Time Magazine's Top 10 Tech Failures - Vonage?

Here's an item that's bound to get a few people going. Top 10 lists are everywhere, and we all know their real purpose is to start a conversation since people rarely agree on these things. On that count, Time Magazine has succeeded. They just came out with a new list - "10 Biggest Tech Failures of the Last Decade". How can that NOT get your attention, right?

I don't normally read Time, but two paths led me here. First was Andy Abramson's post from today. He and I basically agree, and I'll amplify his thought a bit in a moment. The second is my son Max, who for some reason has recently started reading Time. Great to see him following the news of the world, since - like most teenagers - he doesn't read the local paper and hardly watches TV. Your guess is as good as mine as to why he'll pick one form of mainstream media over another, but at least he's reading. That's definitely another topic --- but not now.

Anyhow, their top 10 list is an attention-grabber, and includes some expected flops like Vista, Iridium, satellite radio, and yes, YouTube. Hard to argue with these, but seeing Vonage on that list certainly caught my eye.

I totally agree with Andy that Vonage was a disaster as an investment story, but we would both strongly disagree it was a tech failure. This is how these top 10 lists suck you in - we can't resist when winners and losers are identified in the media. Tech has been a dirty word on Wall Street lately, so we love reading about "failures". Reading over the criteria that define's Time's list, there's a disconnect to me between a company or a product failing and the technology itself failing.

Would Vista be considered a failure? As a product, probably - but Microsoft is doing just fine as a company(arguably), and no one would dispute how successful their desktop OS has been. Sirius XM - no argument there. The company is not a success and satellite radio has not taken over the world. The underlying technology isn't really the story here - it's really about a new business model to monetize radio. On and on we go - it would fun analyzing each one of these, but that's not why I'm doing this.
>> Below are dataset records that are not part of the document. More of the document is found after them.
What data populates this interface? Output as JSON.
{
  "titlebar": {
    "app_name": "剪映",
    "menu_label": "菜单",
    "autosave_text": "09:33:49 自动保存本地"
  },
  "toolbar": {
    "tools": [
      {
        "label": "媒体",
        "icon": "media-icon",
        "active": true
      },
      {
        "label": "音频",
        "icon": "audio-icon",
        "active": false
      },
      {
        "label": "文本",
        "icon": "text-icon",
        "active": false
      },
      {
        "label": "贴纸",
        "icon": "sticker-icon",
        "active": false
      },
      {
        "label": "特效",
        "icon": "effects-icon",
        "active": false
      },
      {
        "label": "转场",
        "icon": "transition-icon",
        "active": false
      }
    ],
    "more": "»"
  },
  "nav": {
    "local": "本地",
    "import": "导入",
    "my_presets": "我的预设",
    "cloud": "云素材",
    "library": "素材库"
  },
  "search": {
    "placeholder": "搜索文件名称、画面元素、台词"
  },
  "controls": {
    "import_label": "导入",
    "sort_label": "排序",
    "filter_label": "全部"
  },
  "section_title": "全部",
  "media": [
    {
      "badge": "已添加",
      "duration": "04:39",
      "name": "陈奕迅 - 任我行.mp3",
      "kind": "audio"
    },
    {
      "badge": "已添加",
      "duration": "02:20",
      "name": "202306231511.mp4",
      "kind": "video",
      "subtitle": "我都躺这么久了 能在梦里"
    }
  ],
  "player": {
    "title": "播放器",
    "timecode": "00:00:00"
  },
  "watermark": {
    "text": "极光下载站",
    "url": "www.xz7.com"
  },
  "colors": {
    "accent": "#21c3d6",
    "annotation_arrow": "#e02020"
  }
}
Let's just move on to Vonage. Has the company been a failure? I'd have to say yes, and you don't have to look far for supporting evidence on a financial basis. Sure, they're still operating, and they just shifted their marketing strategy to voice quality instead of price. It's probably too little too late, but at least they're trying. Has the product been a failure? I would say no. Today, Vonage is a solid, mainstream residential VoIP service. It's not the best, it's not the cheapest, and it's not the most cutting-edge.

However, it's got great brand recognition, a track record, a critical mass of customers, and for consumers, it works pretty well. That's not a failure in my books. As far as pure-play VoIP offerings go, they're pretty much the last one standing in the U.S. While they've probably peaked in terms of subscribers, they wouldn't still have 2.6 million customers - in spite of all the nasty litigation and value-priced Triple Play bundles out there - if the product was not fundamentally sound.
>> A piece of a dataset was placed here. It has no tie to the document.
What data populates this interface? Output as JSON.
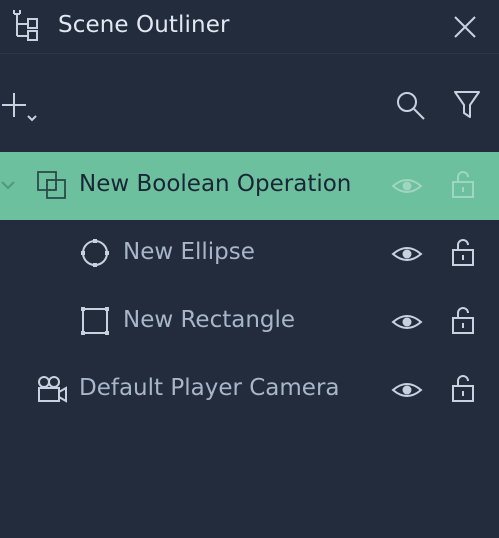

This brings me to the third aspect that defines "failure" - technology. Here's where I would object the loudest and longest. I've followed Vonage longer than almost anybody (and am on record as one of their staunchest supporters). This is where I think Time has got it wrong. When Vonage went public, they owned the residential VoIP market, and had over 50% share for a long while. There is absolutely no doubt they did more than anyone to build the foundation for VoIP in the U.S. I've long called Vonage the Kleenex of VoIP - the two words are synonymous. Without Vonage, we wouldn't have a consumer VoIP market, and guess what, they've outlasted CallVantage.

When Vonage started making noise in 2004, the RBOCs - as they were called then - got very nervous as the media was trumpeting the likes of Vonage as the successors to dinosaur telcos that would make them obsolete. This led AT&T to engage in an aggressive marketing campaign to compete head-to-head with their CallVantage service. A price war ensued, with the incumbents hoping this would drive Vonage out. It failed, and ultimately, AT&T was acquired by one of its offspring - SBC - for an embarrasingly low amount of money. It's a much different story today, but at the time, it sure looked like Vonage was going to kill the telcos. Fast forward to today, and you could argue that VoIP has failed as a technology because for all its effort, Vonage, barely has 3% of the market.

Sure, that's laughable, but if you don't think VoIP is the future of telephony - not just residential - then you probably think Iridium, Vista, HD DVD, and the rest of Time's top 10 list still have a chance. Vonage may have topped out as a market player, but they've long conceded that the cablecos now own the consumer VoIP space. While most of the growth in consumer telephony is wireless, there are still around 90 million landlines out there in the U.S., and there's no doubt that VoIP is going to become dominant there. And guess what - once we get LTE, WiMax, 4G etc. up and running, VoIP will do to mobility what's it's done to landline. I could go on, but I'm sure you get the idea. So, thanks Time for getting my attention, and next time, please be more careful - or consistent - in making these choices.